replying to the inevitable; oh those facts of contrition
'...*. We appreciate your more measured and professional tone. It would have been more constructive and a nicer experience if you had employed that throughout. We always meet terseness with terseness, but prefer to engage upon more respectful ground. Weird to us that you, calling yourself *, are nonetheless myspacing under the name, *. We're assuming you have his sanction, of course; but, until you signed your third (was it?) message with your actual name, we were not sure and could not be sure, who you were. Use of the name, *, hardly helps things, we realise; but it does at least introduce the idea that you might not be *. Sorry, but once again you seem to be making assumptions about us, and employing them in your arguments and reactions. We are nice people; it is just that we are committed to debate; we are made that way. Practicality does not come into it for us. We see what we regard as illogic etc. and we engage. It was you who propelled the exchanges, we would say - insofar as you kept coming back to us, even though we said we were not interested in * and do not like what he stands for. By this, we do not mean his stance on military spending or current government policy. We mean his duplicity. You might argue he is a best hope figure; better than some. But we are not charmed by the politics of pragmatism and utility, you see. If * really is opposed to what he says he is opposed to, he needs to get his moral house in order, we feel. If you do not, as you say, have 'the time and resources to respond in due measure to each of [our] comments', then why keep coming back to us with partial and underexplained utterances? Better to make one point in meaningful fashion. We, too, have lots of things we must do. But we are idealistic enough to engage in debate where and when it occurs and we are respectful enough to give those prompting debate our time and efforts. Madness we know. Regarding reading list - great that you appreciate the suggestions. But all we were saying is read around the subject. We are now supposing you might be at university, doing a degree in political science or some such like. If so, good luck. No sinister insult intended if you are not at university. We are all still learning. Books do not have all the answers - as is obvious. But one can lose sight of that. We have found more warmth of humanity and more ideas in a great novel than in most text books. But that is our experience. You must find your own. A great man said to us once - it is important to have suppleness of mind. Exactly so. Your comment viz the 4th World War was aimed satirically at us. But let us let the point go. We agree - we said we agreed; it is an apocalyptic time, we are in some kind of war, yes.
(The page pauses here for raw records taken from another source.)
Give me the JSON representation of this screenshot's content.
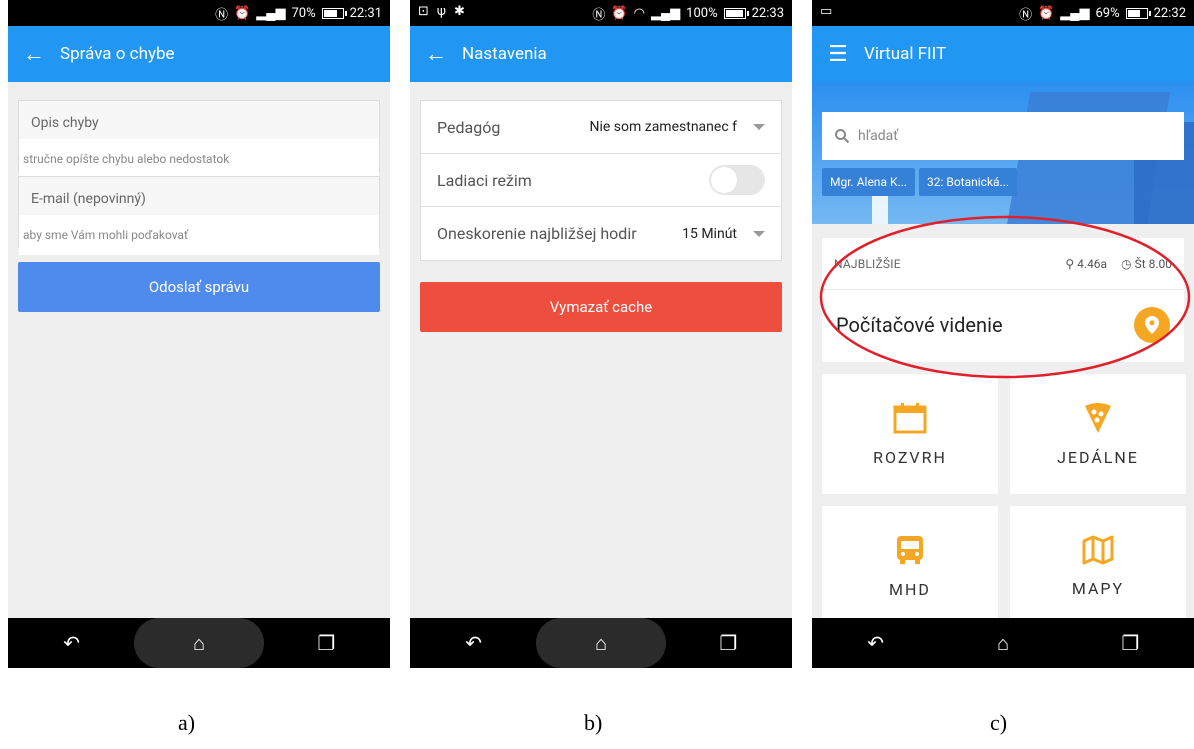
{
  "screens": {
    "a": {
      "status": {
        "battery": "70%",
        "time": "22:31"
      },
      "title": "Správa o chybe",
      "fields": [
        {
          "label": "Opis chyby",
          "placeholder": "stručne opíšte chybu alebo nedostatok"
        },
        {
          "label": "E-mail (nepovinný)",
          "placeholder": "aby sme Vám mohli poďakovať"
        }
      ],
      "submit": "Odoslať správu",
      "caption": "a)"
    },
    "b": {
      "status": {
        "battery": "100%",
        "time": "22:33"
      },
      "title": "Nastavenia",
      "rows": [
        {
          "label": "Pedagóg",
          "value": "Nie som zamestnanec f"
        },
        {
          "label": "Ladiaci režim"
        },
        {
          "label": "Oneskorenie najbližšej hodir",
          "value": "15 Minút"
        }
      ],
      "clear_cache": "Vymazať cache",
      "caption": "b)"
    },
    "c": {
      "status": {
        "battery": "69%",
        "time": "22:32"
      },
      "title": "Virtual FIIT",
      "search_placeholder": "hľadať",
      "chips": [
        "Mgr. Alena K...",
        "32: Botanická..."
      ],
      "next": {
        "label": "NAJBLIŽŠIE",
        "room": "4.46a",
        "time": "Št 8.00",
        "course": "Počítačové videnie"
      },
      "tiles": [
        "ROZVRH",
        "JEDÁLNE",
        "MHD",
        "MAPY"
      ],
      "caption": "c)"
    }
  },
  "colors": {
    "primary": "#2196f3",
    "accent": "#f5a623",
    "danger": "#ee4e3d",
    "button_blue": "#4f8bec"
  }
}
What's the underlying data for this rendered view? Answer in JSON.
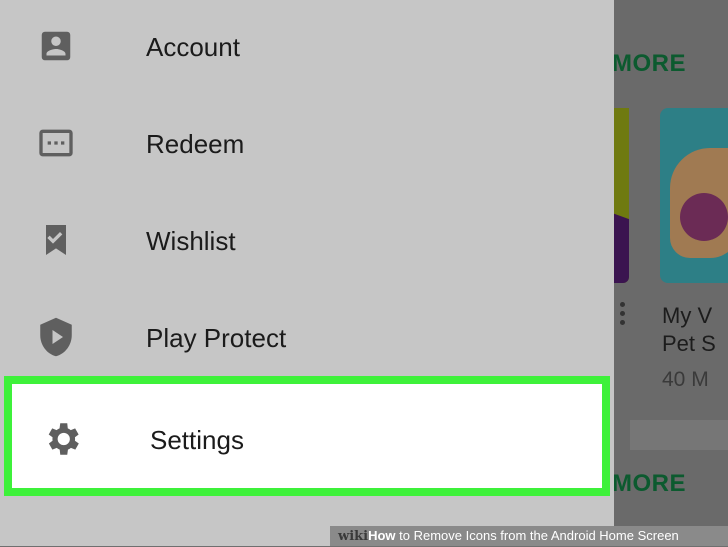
{
  "background": {
    "more_label_top": "MORE",
    "more_label_bottom": "MORE",
    "app_name": "My V\nPet S",
    "app_size": "40 M"
  },
  "drawer": {
    "items": [
      {
        "label": "Account",
        "icon": "account-box-icon"
      },
      {
        "label": "Redeem",
        "icon": "redeem-card-icon"
      },
      {
        "label": "Wishlist",
        "icon": "wishlist-bookmark-icon"
      },
      {
        "label": "Play Protect",
        "icon": "shield-play-icon"
      },
      {
        "label": "Settings",
        "icon": "gear-icon",
        "highlighted": true
      }
    ]
  },
  "caption": {
    "brand": "wiki",
    "how": "How",
    "title": " to Remove Icons from the Android Home Screen"
  },
  "colors": {
    "drawer_bg": "#c6c6c6",
    "highlight_border": "#3ef13a",
    "icon_color": "#5f5f5f",
    "more_green": "#0c5a2f"
  }
}
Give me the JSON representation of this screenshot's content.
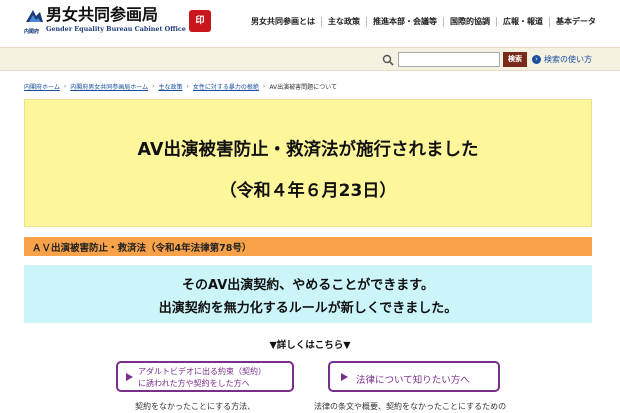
{
  "header": {
    "cabinet_label": "内閣府",
    "title": "男女共同参画局",
    "subtitle": "Gender Equality Bureau Cabinet Office",
    "seal_text": "印",
    "nav": [
      "男女共同参画とは",
      "主な政策",
      "推進本部・会議等",
      "国際的協調",
      "広報・報道",
      "基本データ"
    ]
  },
  "search": {
    "placeholder": "",
    "button_label": "検索",
    "help_label": "検索の使い方"
  },
  "breadcrumb": {
    "items": [
      "内閣府ホーム",
      "内閣府男女共同参画局ホーム",
      "主な政策",
      "女性に対する暴力の根絶"
    ],
    "current": "AV出演被害問題について"
  },
  "banner": {
    "line1": "AV出演被害防止・救済法が施行されました",
    "line2": "（令和４年６月23日）"
  },
  "law_bar": {
    "text": "ＡＶ出演被害防止・救済法（令和4年法律第78号）"
  },
  "message": {
    "line1": "そのAV出演契約、やめることができます。",
    "line2": "出演契約を無力化するルールが新しくできました。"
  },
  "details_label": "▼詳しくはこちら▼",
  "buttons": {
    "left_line1": "アダルトビデオに出る約束（契約）",
    "left_line2": "に誘われた方や契約をした方へ",
    "right_label": "法律について知りたい方へ"
  },
  "footer_text": {
    "left": "契約をなかったことにする方法、",
    "right": "法律の条文や概要、契約をなかったことにするための"
  },
  "colors": {
    "banner_yellow": "#fef69a",
    "law_orange": "#f9a24a",
    "message_cyan": "#ccf5fa",
    "button_purple": "#7a2e8c",
    "search_bar": "#f5f1e1"
  }
}
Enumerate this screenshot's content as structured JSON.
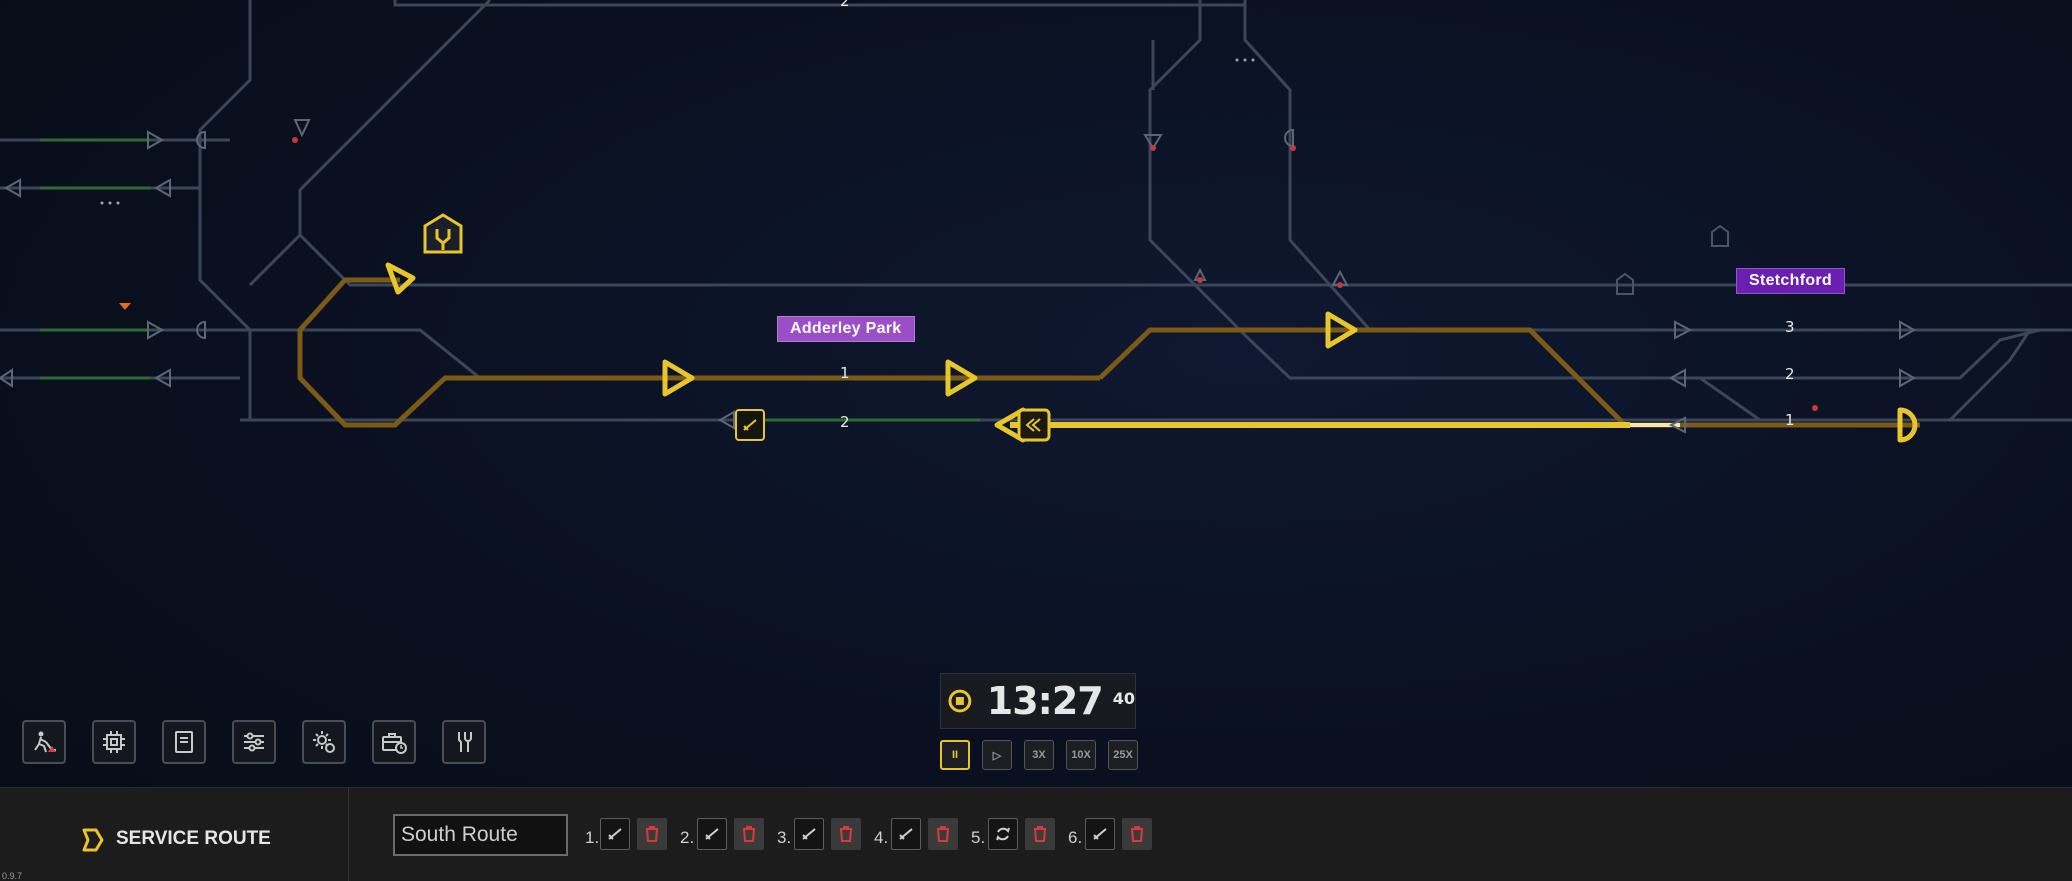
{
  "map": {
    "stations": [
      {
        "name": "Adderley Park",
        "color": "#9b4fc7"
      },
      {
        "name": "Stetchford",
        "color": "#6a1fb0"
      }
    ],
    "platforms_adderley": [
      "1",
      "2"
    ],
    "platforms_stetchford": [
      "3",
      "2",
      "1"
    ],
    "top_fragment": "2"
  },
  "clock": {
    "time": "13:27",
    "seconds": "40"
  },
  "speed_controls": {
    "pause_label": "II",
    "play_label": "▷",
    "speed_3x": "3X",
    "speed_10x": "10X",
    "speed_25x": "25X"
  },
  "toolbar": {
    "buttons": [
      {
        "icon": "construction-icon"
      },
      {
        "icon": "chip-icon"
      },
      {
        "icon": "book-icon"
      },
      {
        "icon": "sliders-icon"
      },
      {
        "icon": "gear-settings-icon"
      },
      {
        "icon": "briefcase-clock-icon"
      },
      {
        "icon": "tools-icon"
      }
    ]
  },
  "route_panel": {
    "title": "SERVICE ROUTE",
    "route_name": "South Route",
    "stops": [
      {
        "num": "1.",
        "icon": "pass-icon"
      },
      {
        "num": "2.",
        "icon": "pass-icon"
      },
      {
        "num": "3.",
        "icon": "pass-icon"
      },
      {
        "num": "4.",
        "icon": "pass-icon"
      },
      {
        "num": "5.",
        "icon": "reverse-icon"
      },
      {
        "num": "6.",
        "icon": "pass-icon"
      }
    ],
    "accent": "#e7c52b",
    "delete_color": "#d83a3a"
  },
  "version": "0.9.7"
}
That old easily-understandable binary - hot war / cold war - has fallen away. People prefer black and white, of course. But it's all grey now; and that is so much weirder and more frightening. It's complex - but, to cut to the chase, the enemy is still the old enemy: that corpus of exploitation, self-interest, lies, expediency etc. called business, or capitalism, whatever, take your pick. There are those who are willing to do this nasty, shadowy stuff to others for personal gain. They might dress it up in fancy institutions, give it fancy names, make conspicuous donations to charities, dress the right way, go to the right parties, etc., but they are just people who are willing to exploit, lie, murder, etc. We cannot enter that game and will not enter it. As far as one can in UK, the West, under capitalism etc. we live a good life of not hurting others, of being kind, helpful, of not taking too much, of not being indulgent and excessive in our habits. Our central point remains, * - in advocating *, what are you really advocating? Politics is a dirty business. Take care....'.